“This is a competitive league and anytime you get hurt, there’s always the 'next man up' theory," Houston said. "So you can’t really focus on whether it’s about you being missed. It’s more about the team being successful.”

Now the Bears have to consider themselves lucky to have Houston. And hope the injury bug doesn't bite him again, or Floyd, or Young, or Dan Skuta or Sam Acho before the games start to count. Houston was brought in by former Bears GM Phil Emery in 2014 after an 8-8 season under Marc Trestman. His first ACL injury on his first Bears sack during a blowout road loss to the New England Patriots was almost emblematic of that chaotic, at times embarrassing, season.

“It’s much different now,” Houston says entering year three under John Fox, despite the 9-23 record. “We have a more cohesive locker room. Guys are excited to be here, they want to play football, they want to win.

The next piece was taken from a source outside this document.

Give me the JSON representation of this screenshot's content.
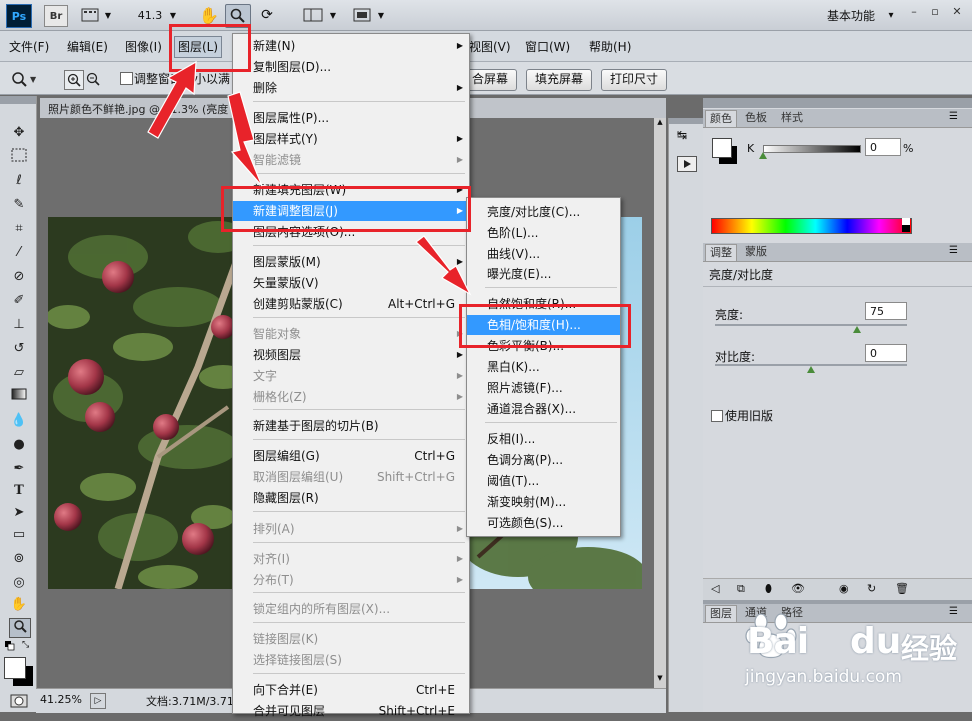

You can feel the vibe around the building. Everybody’s really into what we’re doing and how we’re doing it, and I think that’s going to make us a much better football team."

Houston now looks to flash back, performance-wise, to 2015, in his first season under Vic Fangio, and most of a defensive staff that seems to have the minds and architects in place. Now it’s a matter of having the right talent, and keeping it as healthy as possible, despite the ominous start with McPhee.

“We have to put in the work to show our identity and what we want that to be. Right now (it’s early) we don’t have an identity," Houston said. "We’re working and we’re going to find one before camp is out. I think we’re all excited about that and putting our best foot forward doing it. I think that’s something we have to earn. We have to work to build it and we’re going to keep on punching away.

“Thankfully we have the same defense and same coaches so I can get right back in this defense and get rolling again. Just to be around practice, be around the guys, the coaches, I’m very grateful for it and very excited about it. I’m not really worried about proving what I can do. I’ve got the same coaches, they know what I can do. Right now I’m thinking of getting thru the process, making steady progress and getting back out on the field and playing hard."